In the opening moments of Domino Masters, Fox’s new hobbyist building competition, there’s an appearance from its associate director, Weston Bahr, better known to viewers of Netflix’s Nailed It! as Wes—excuse me, Whesssssssss!
After his bit, Wes doesn’t reappear in the first episode, but what does is return is Lego Masters’ frustrating focus, as is clear from the trailers.
Yes, Domino Masters is another Fox building competition with talented contestants who produce awesome things, and yet are on a show that absolutely refuses to show us them building anything.
The Domino Masters contestants have large, shiny floor stages to create a combination of domino runs, toppling structures made out of dominos, and Rube Goldberg machines. Some of the teams create elaborate set pieces; others just place props around their lines of dominos.
These are some impressive builds, and we get to see practically none of it being built. Instead, 43 minutes are spent on things like conflict between teammates and host Eric Stonestreet singing with a contestant.
Stonestreet, who previously hosted ABC’s The Toy Box, does his best to inject some joviality into the proceedings, without totally taking over like Will Arnett does on Lego Masters.
Domino Masters’ judges are The Wonder Years’ Danica McKellar; the NFL’s Vernon Davis; and Steve Price, who “plans and builds custom chain reaction & domino projects for advertisements, TV & film, online content, and live events,” including competing on America’s Got Talent.
Take a Sharpie and draw faces on four dominos, place them side by side, and you’ll have a more dynamic panel of judges. Their chemistry is so non-existent it’s almost funny:
Eric Stonestreet: Steve, have you yourself ever used a technique like that?
Steve Price: I have. Yeah.
Eric Stonestreet: Really? Okay.
Danica McKeller has been given the unfortunate role of saying the word “story” over and over again, and Vernon Davis catches a football that Wes throws.
One of the contestants calls Steve “the Beyoncé of dominos,” and while Steve is the one person qualified to judge domino builds, he doesn’t have either her charisma nor the animation of his prior builds.
Neither does Domino Masters.
While there are 16 teams competing, we only meet four in the first episode, with two being eliminated and two going on to the playoff round.
I thought that the format would give us more time to get to know the builders and, more importantly, see them doing their work.
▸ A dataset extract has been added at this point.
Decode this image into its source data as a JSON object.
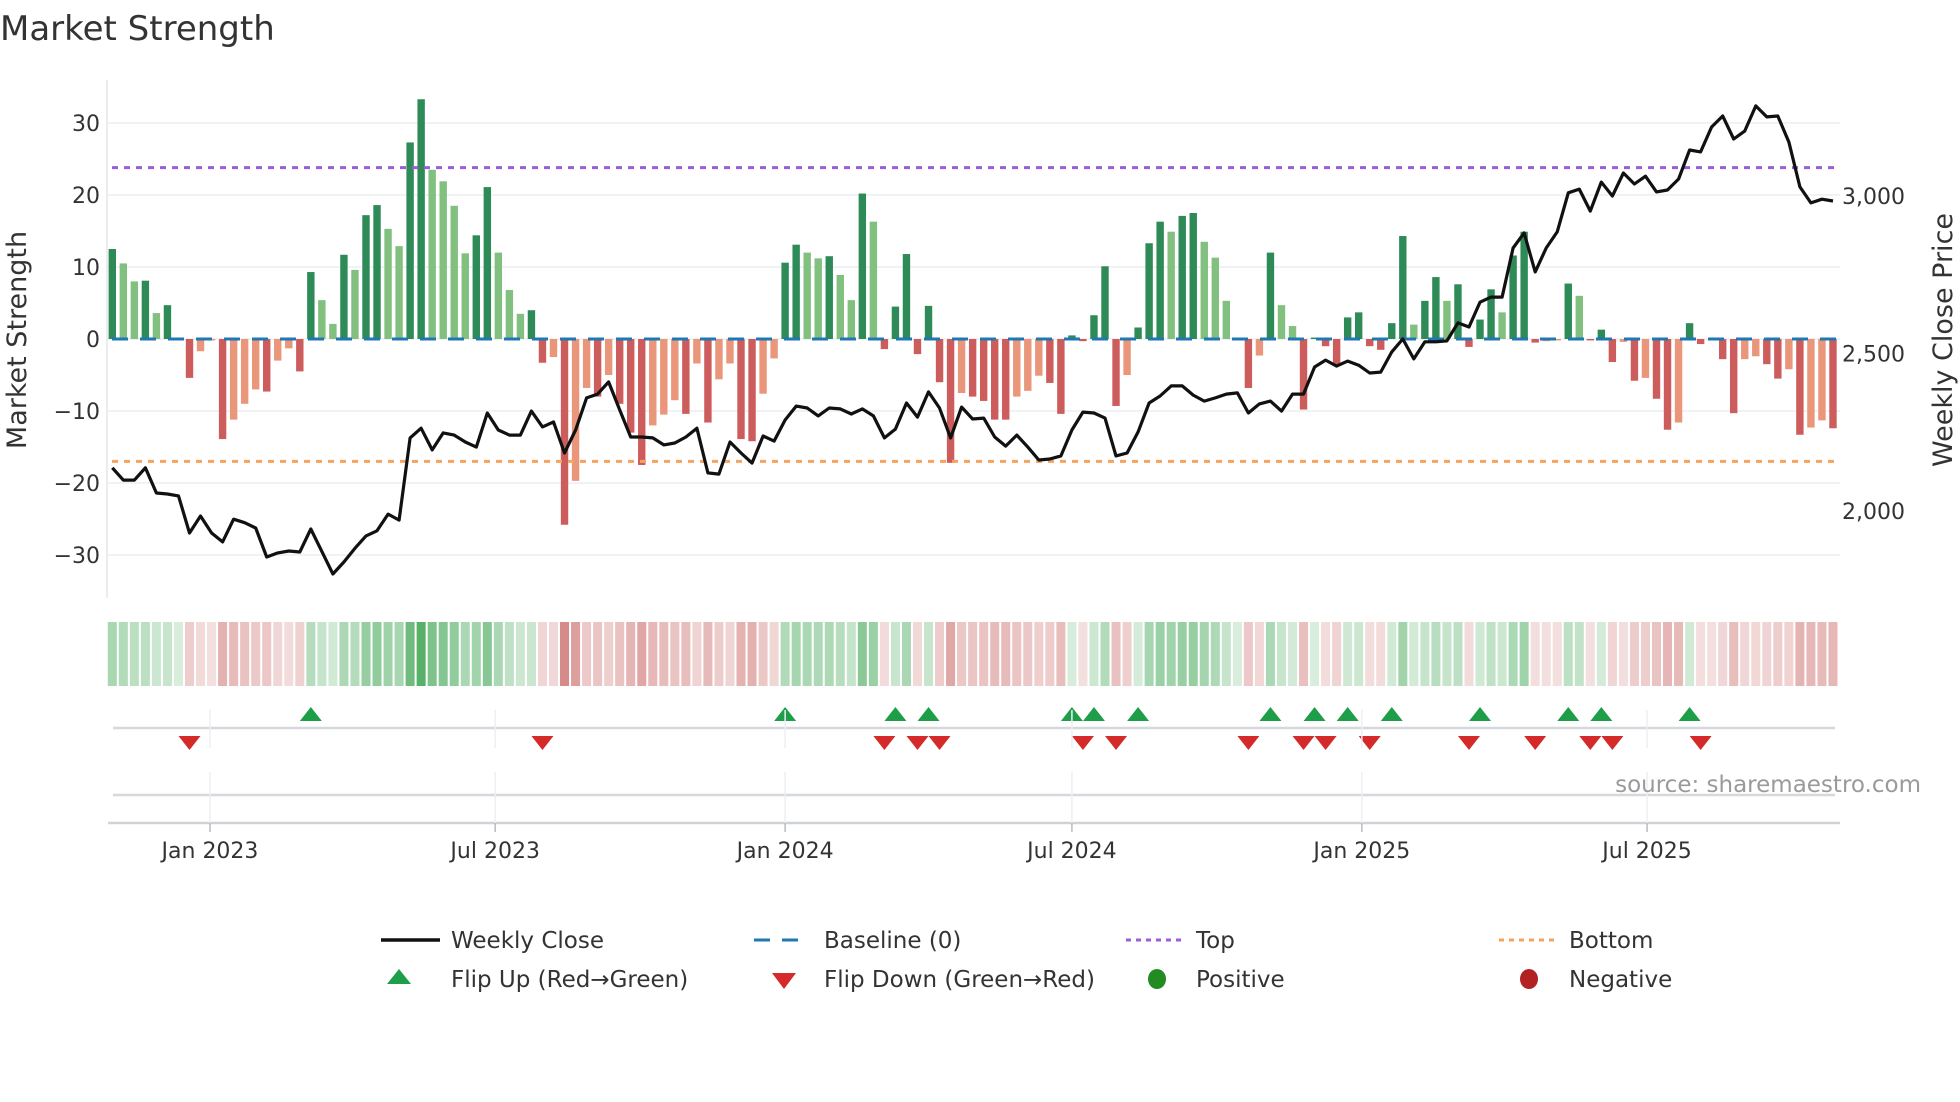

Alas.
Of course, placing thousands of dominos side by side would not be riveting television, and Domino Masters gives us overhead, time-lapse shots of some domino placements.
Occasionally we see team members struggling with a component of their build, anxiously trying to place a domino, or accidentally bumping a domino and causing a premature topple.
But we never get even a start-to-finish understanding of any of the elements, or their planning, or any of the team members’ creativity. Elements appear out of nowhere, both built and pre-made objects. What is the point of a building competition where we don’t get to see the building?
The contestants do produce incredible, creative work, and that saves the show from being completely skippable. Save yourself the time and just fast-forward to the topples.
Watching their dominos topple, being knocked over or knocking over elaborate set pieces, is a lot of fun. Joe Buck does color commentary over the topples, because Domino Masters doesn’t even trust its best moment to stand on its own.
Domino Masters is another Fox talent show that has creative contestants but doesn’t care about their creative process. C-
What works for me:
- Impressive, elaborate builds that are fun to watch as they topple down
- The stages are nice blank canvases to build on
What could be better:
- The judges and their chemistry
- More focus on the creative process instead of manufactured drama